I see what I see of the city, by the grace of the goddess Erin, who granted me the lost memories of the demon child’s skull that I might root out the evil of the world.
I recently wrote about trilogy endings and how saying goodbye to a favorite series is both sad and exciting. I found myself revisiting that bittersweet moment recently when I read We Leave Together by J.M. McDermott, the final book in the excellent, and sadly under-read, Dogsland Trilogy (Never Knew Another, When We Were Executioners, We Leave Together). It’s a trilogy I wish had gotten more attention from fellow SFF readers because it is so good: It succeeds in what it sets out to do, it’s grim but it engages with its grimness in a thoughtful way and the prose itself is enough to recommend the book on its own.
It starts as an unnamed narrator and her husband, both Walkers and shapeshifter priests of the Goddess Erin, come across a dead man’s body, a demon-child, a soldier named Jona. As a priestess of Erin, the narrator is able to, upon touching his skull, absorb Jona’s memories. It’s through those memories, which the narrator writes down, that the labyrinthine life of Dogsland and its inhabitants come to life. She follows on Jona’s footsteps to perform their mission: to completely eradicate—through the powers of fire and death—all the signs that he was ever alive and to find and vanquish the other demon-children living in Dogsland: Jona’s lover Rachel and his enemy Salvatore. Demon-children are a danger to others—inherently evil. Single drops of their bodily fluids are deadly poisonous.
As the narrator traverses Dogsland and goes deep into Jona’s mind (and eventually also into his lover’s Rachel’s memories), the sights and smells of this city come to life and the nature of demon-children are examined. The more the story progresses, the more we come to understand the intricacy of this tale, the complexity of questions about nature and nurture which often go over the head of the narrator herself (for she is a fanatical blunt instrument) but which are inescapable to the reader.
We will kill him, and fight the stain of demons in this city. We are not executioners. We are healers, now, in a fire and revolution and the reaping of the weeds, to cull the weakness in the streets of men. The streets will burn with fire before we are done here.
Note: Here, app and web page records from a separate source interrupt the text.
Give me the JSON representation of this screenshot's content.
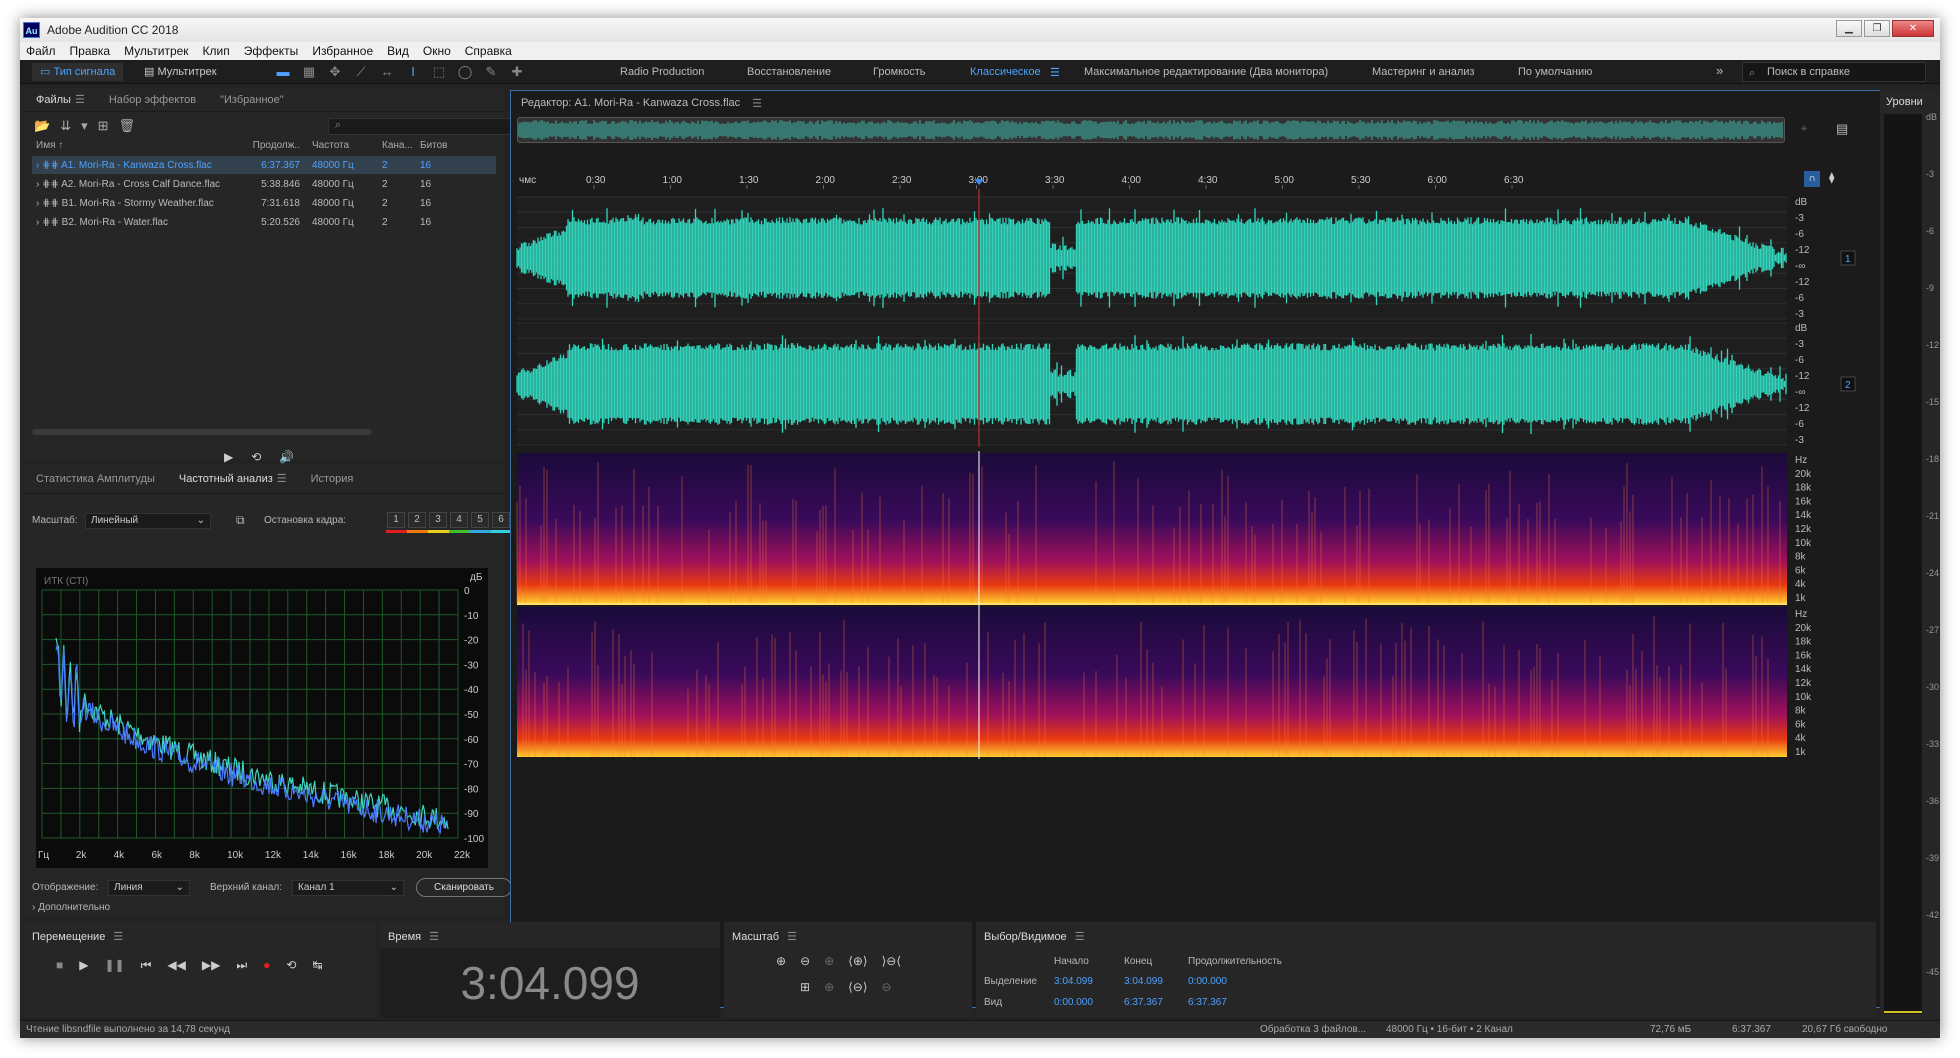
{
  "app": {
    "title": "Adobe Audition CC 2018",
    "icon": "Au"
  },
  "menu": [
    "Файл",
    "Правка",
    "Мультитрек",
    "Клип",
    "Эффекты",
    "Избранное",
    "Вид",
    "Окно",
    "Справка"
  ],
  "modes": {
    "waveform": "Тип сигнала",
    "multitrack": "Мультитрек"
  },
  "workspaces": [
    "Radio Production",
    "Восстановление",
    "Громкость",
    "Классическое",
    "Максимальное редактирование (Два монитора)",
    "Мастеринг и анализ",
    "По умолчанию"
  ],
  "active_workspace": "Классическое",
  "search": {
    "placeholder": "Поиск в справке"
  },
  "files_panel": {
    "tabs": [
      "Файлы",
      "Набор эффектов",
      "\"Избранное\""
    ],
    "columns": [
      "Имя",
      "Продолж..",
      "Частота",
      "Кана...",
      "Битов"
    ],
    "rows": [
      {
        "name": "A1. Mori-Ra - Kanwaza Cross.flac",
        "dur": "6:37.367",
        "rate": "48000 Гц",
        "ch": "2",
        "bits": "16"
      },
      {
        "name": "A2. Mori-Ra - Cross Calf Dance.flac",
        "dur": "5:38.846",
        "rate": "48000 Гц",
        "ch": "2",
        "bits": "16"
      },
      {
        "name": "B1. Mori-Ra - Stormy Weather.flac",
        "dur": "7:31.618",
        "rate": "48000 Гц",
        "ch": "2",
        "bits": "16"
      },
      {
        "name": "B2. Mori-Ra - Water.flac",
        "dur": "5:20.526",
        "rate": "48000 Гц",
        "ch": "2",
        "bits": "16"
      }
    ]
  },
  "analysis_panel": {
    "tabs": [
      "Статистика Амплитуды",
      "Частотный анализ",
      "История"
    ],
    "scale_label": "Масштаб:",
    "scale_value": "Линейный",
    "freeze_label": "Остановка кадра:",
    "channels": [
      "1",
      "2",
      "3",
      "4",
      "5",
      "6"
    ],
    "channel_colors": [
      "#e02020",
      "#f07a10",
      "#e8d020",
      "#40c030",
      "#30a8e0",
      "#30d0e0"
    ],
    "plot_label": "ИТК (СТІ)",
    "y_unit": "дБ",
    "y_ticks": [
      "0",
      "-10",
      "-20",
      "-30",
      "-40",
      "-50",
      "-60",
      "-70",
      "-80",
      "-90",
      "-100"
    ],
    "x_ticks": [
      "Гц",
      "2k",
      "4k",
      "6k",
      "8k",
      "10k",
      "12k",
      "14k",
      "16k",
      "18k",
      "20k",
      "22k"
    ],
    "display_label": "Отображение:",
    "display_value": "Линия",
    "top_channel_label": "Верхний канал:",
    "top_channel_value": "Канал 1",
    "scan_button": "Сканировать",
    "advanced_label": "Дополнительно"
  },
  "editor": {
    "title": "Редактор: A1. Mori-Ra - Kanwaza Cross.flac",
    "ruler_unit": "чмс",
    "ruler_ticks": [
      "0:30",
      "1:00",
      "1:30",
      "2:00",
      "2:30",
      "3:00",
      "3:30",
      "4:00",
      "4:30",
      "5:00",
      "5:30",
      "6:00",
      "6:30"
    ],
    "db_labels": [
      "dB",
      "-3",
      "-6",
      "-12",
      "-∞",
      "-12",
      "-6",
      "-3"
    ],
    "hz_labels": [
      "Hz",
      "20k",
      "18k",
      "16k",
      "14k",
      "12k",
      "10k",
      "8k",
      "6k",
      "4k",
      "1k"
    ],
    "channel_badges": [
      "1",
      "2"
    ],
    "waveform_color": "#32d6bd"
  },
  "levels": {
    "title": "Уровни",
    "ticks": [
      "dB",
      "-3",
      "-6",
      "-9",
      "-12",
      "-15",
      "-18",
      "-21",
      "-24",
      "-27",
      "-30",
      "-33",
      "-36",
      "-39",
      "-42",
      "-45",
      "-48"
    ]
  },
  "transport": {
    "title": "Перемещение"
  },
  "time": {
    "title": "Время",
    "value": "3:04.099"
  },
  "zoom": {
    "title": "Масштаб"
  },
  "selection": {
    "title": "Выбор/Видимое",
    "headers": [
      "Начало",
      "Конец",
      "Продолжительность"
    ],
    "rows": [
      {
        "label": "Выделение",
        "start": "3:04.099",
        "end": "3:04.099",
        "dur": "0:00.000"
      },
      {
        "label": "Вид",
        "start": "0:00.000",
        "end": "6:37.367",
        "dur": "6:37.367"
      }
    ]
  },
  "status": {
    "left": "Чтение libsndfile выполнено за 14,78 секунд",
    "processing": "Обработка 3 файлов...",
    "format": "48000 Гц • 16-бит • 2 Канал",
    "size": "72,76 мБ",
    "duration": "6:37.367",
    "free": "20,67 Гб свободно"
  }
}
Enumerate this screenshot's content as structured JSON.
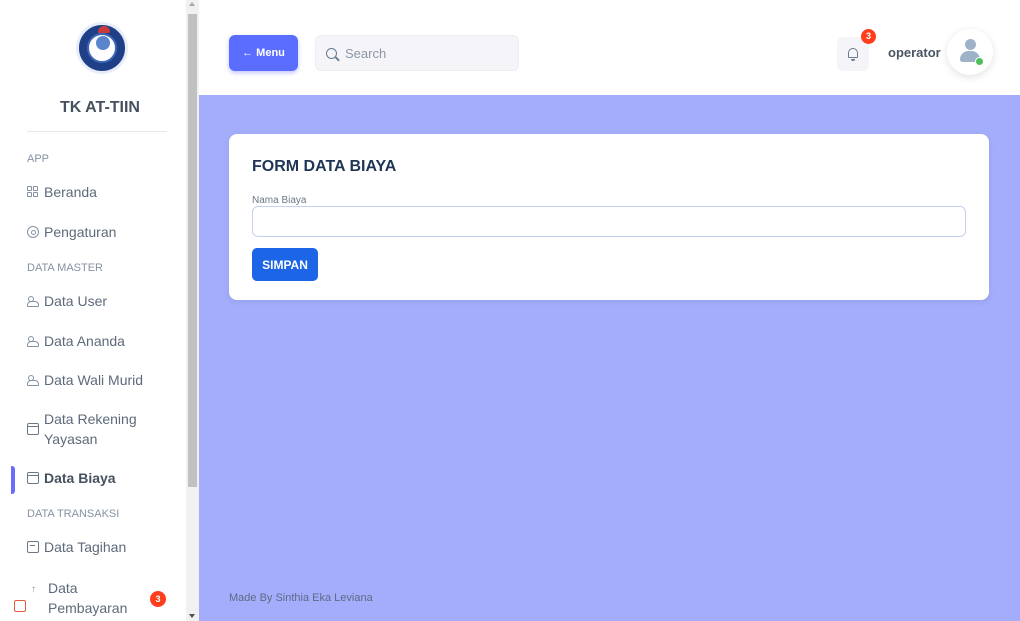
{
  "brand": {
    "name": "TK AT-TIIN"
  },
  "sidebar": {
    "sections": [
      {
        "header": "APP"
      },
      {
        "header": "DATA MASTER"
      },
      {
        "header": "DATA TRANSAKSI"
      }
    ],
    "items": [
      {
        "label": "Beranda",
        "icon": "grid-icon"
      },
      {
        "label": "Pengaturan",
        "icon": "gear-icon"
      },
      {
        "label": "Data User",
        "icon": "users-icon"
      },
      {
        "label": "Data Ananda",
        "icon": "users-icon"
      },
      {
        "label": "Data Wali Murid",
        "icon": "users-icon"
      },
      {
        "label_line1": "Data Rekening",
        "label_line2": "Yayasan",
        "icon": "card-icon"
      },
      {
        "label": "Data Biaya",
        "icon": "card-icon",
        "active": true
      },
      {
        "label": "Data Tagihan",
        "icon": "calendar-icon"
      },
      {
        "label_line1": "Data",
        "label_line2": "Pembayaran",
        "icon": "arrow-up-icon",
        "badge": "3"
      }
    ]
  },
  "navbar": {
    "menu_button_label": "← Menu",
    "search_placeholder": "Search",
    "notification_count": "3",
    "username": "operator"
  },
  "form": {
    "title": "FORM DATA BIAYA",
    "field_label": "Nama Biaya",
    "field_value": "",
    "submit_label": "SIMPAN"
  },
  "footer": {
    "text": "Made By Sinthia Eka Leviana"
  },
  "colors": {
    "primary": "#5b6dff",
    "content_bg": "#a3adfb",
    "button_blue": "#1b65e6",
    "badge_red": "#ff3e1d",
    "online_green": "#4fbf5b"
  }
}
This is a story about a city where the corruption and decadence of the rich exist alongside the paucity and desperation of the poor. Where addiction to demon weed is ubiquitous and very little hope exist that things will ever change. Where there is a Day King and a Night King and they both have power but the Night King (a woman, actually) wants more. To Jona, Dogsland is everything he has ever known, where his family has lived for always, a place he both loves and hates. To Rachel, it is a place where she found succour, love and damnation. She came to Dogsland to start anew with her brother and it’s also where she fell in love. It’s where her brother became addicted to a drug that is ruining their lives and putting them both in danger. She must leave, but she can only leave if her brother leaves with her (“We leave together”).
It’s a story about two people, Jona and Rachel, demon-children who, before meeting each other, never knew another like themselves. It’s about the fact that they never asked to be born like they are, who continuously question their own nature. Jona never sleeps; Rachel has never had a moment of grace, her body covered in scales. When they cry, their tears burn through cloth and skin and so they keep everything bottled up, always. Both have lived in hiding all their lives, fearing their own nature: Are they really evil? Can they ever be good? If they perform corrupt acts, is it because they were born like this or because they have chosen to act this way?
As you can tell, this trilogy is not exactly all about ponies and rainbows. It’s extremely grim but one that fully engages with its own griminess and asks questions of it: how to change the state of things? Is the corruption to be accepted because it’s the way things are? Is a small act of corruption enough to condemn a person? These are not easy questions, and the more we get to know (and care for) the characters (or at least some of them), the more complicated it gets.
We are not executioners. We are healers, now, in a fire and revolution and the reaping of the weeds, to cull the weakness in the streets of men. The streets will burn with fire before we are done here.
Throughout Books 1 and 2, it was really hard to predict how all the pieces of this puzzle would fit together. But by the time I finished We Leave Together, everything did come together beautifully. Finding out the exact circumstances of Jona’s death and what happened to Rachel (YES! Rachel! You go, girl!) just about broke my heart in the best possible way.
In Book Smugglerish: 8 out of 10 for the trilogy as a whole.